As confusing as the day was, Bain said he did his best to gather information and inform the public while looking out for his own safety.


American politician US President Ronald Reagan (1911 - 2004) smiles and waves as he leaves the Washington Hilton Hotel, Washington DC, March 30, 1981. (Photo by © CORBIS/Corbis via Getty Images)

"There was not really any live coverage from the scene," he explained. "It was all on tape."

Bain said at first, it was unclear if Reagan had even been shot.

"It was no indication that he had been shot," he continued. "What we knew was Jim Brady had been shot."


File: Armed Secret Service agents and journalists around White House Press Secretary James Brady outside the Washington Hilton Hotel, Washington DC, March 30, 1981. (Photo by Dirck Halstead/Getty Images)

Brady, the White House press secretary, suffered a bullet wound to his head in the assassination attempt. Although he returned to the White House only briefly, he was allowed to keep the title of presidential press secretary and his White House salary until Reagan left office in January 1989.

Brady spent much of the rest of his life in a wheelchair and died in 2014 at a retirement community in Virginia, where he lived with his wife.

The man who shot Reagan, John Hinckley, was found not guilty by reason of insanity in the shooting and spent decades in a mental hospital before being released in 2022.

Hinckley previously said he feels sorry for all the lives his actions affected.


John Hinckley, Jr. mugshot in on March 30, 1981. (Photo courtesy Bureau of Prisons/Getty Images)

However, Bain feels bothered that Hinckley is out.

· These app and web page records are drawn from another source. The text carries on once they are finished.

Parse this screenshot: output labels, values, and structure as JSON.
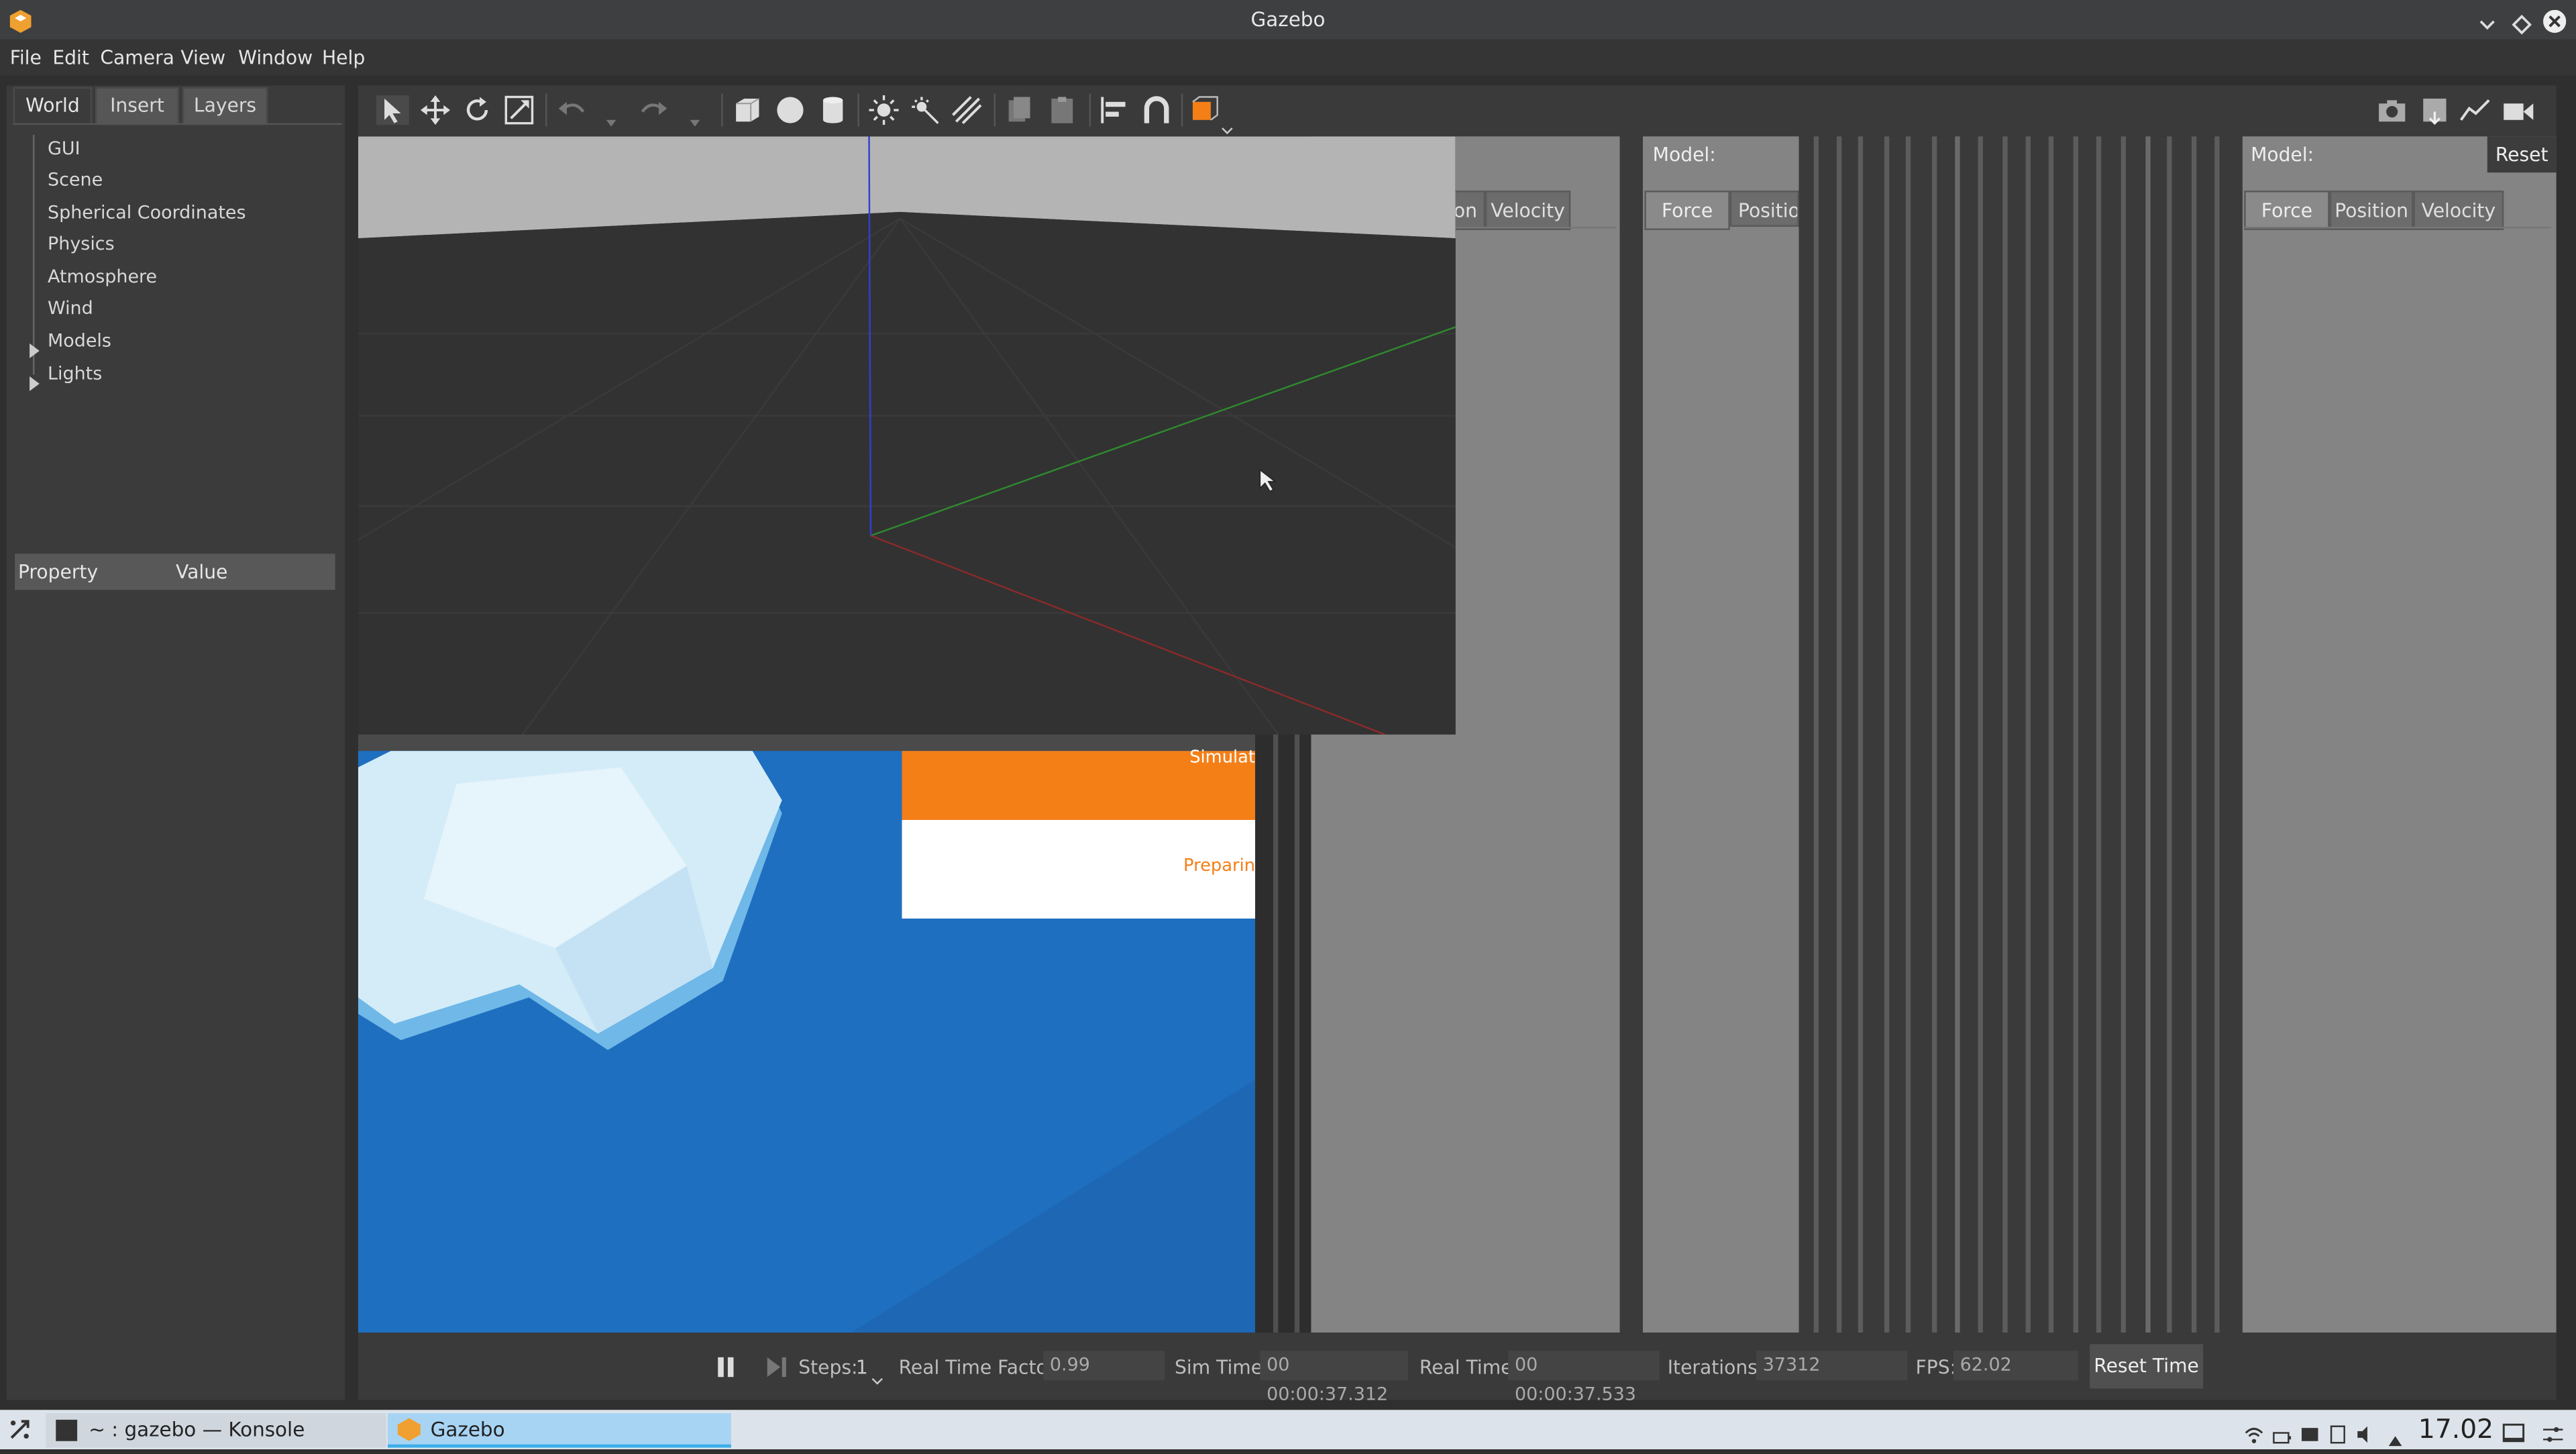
{
  "window": {
    "title": "Gazebo"
  },
  "menu": [
    "File",
    "Edit",
    "Camera",
    "View",
    "Window",
    "Help"
  ],
  "left_tabs": [
    "World",
    "Insert",
    "Layers"
  ],
  "tree": [
    "GUI",
    "Scene",
    "Spherical Coordinates",
    "Physics",
    "Atmosphere",
    "Wind",
    "Models",
    "Lights"
  ],
  "properties": {
    "col1": "Property",
    "col2": "Value"
  },
  "panel1": {
    "tab_partial": "on",
    "tab_velocity": "Velocity"
  },
  "panel2": {
    "model_label": "Model:",
    "tab_force": "Force",
    "tab_position": "Position"
  },
  "panel3": {
    "model_label": "Model:",
    "reset": "Reset",
    "tab_force": "Force",
    "tab_position": "Position",
    "tab_velocity": "Velocity"
  },
  "splash": {
    "simulat": "Simulat",
    "preparing": "Preparin"
  },
  "bottom": {
    "steps_label": "Steps:",
    "steps_value": "1",
    "rtf_label": "Real Time Factor:",
    "rtf_value": "0.99",
    "sim_label": "Sim Time:",
    "sim_value": "00 00:00:37.312",
    "real_label": "Real Time:",
    "real_value": "00 00:00:37.533",
    "iter_label": "Iterations:",
    "iter_value": "37312",
    "fps_label": "FPS:",
    "fps_value": "62.02",
    "reset_time": "Reset Time"
  },
  "taskbar": {
    "task1": "~ : gazebo — Konsole",
    "task2": "Gazebo",
    "clock": "17.02"
  },
  "colors": {
    "accent_orange": "#f57f17",
    "splash_blue": "#1f73c4",
    "taskbar": "#dde3ea"
  }
}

"He shot the president of the United States, and Reagan could have died," Bain noted.

RELATED: Attempted Reagan assassin John Hinckley to get unconditional release, judge confirms

Bain said since the shooting, there have been changes such as tighter Secret Service surrounding a president, especially when he’s exposed to the public when walking from a building to a vehicle.

Bain said as devastating as Reagan’s assassination attempt was to the country, it was the former president’s recovery that brought back hope and healing.

"He was playing a hero as if he's on TV, but he's really not on TV," Bain added.

"He said to the doctors when he got in there [the hospital], ‘I hope you're all Republicans’ as he went into surgery," Bain continued. "The doctor in charge that day said, ‘Sir, today we are all Republicans.’"

Reagan died in 2004 at his home in California. He was 93 years old and had been suffering from Alzheimer's disease.

The Associated Press contributed to this report. This story was reported from Los Angeles.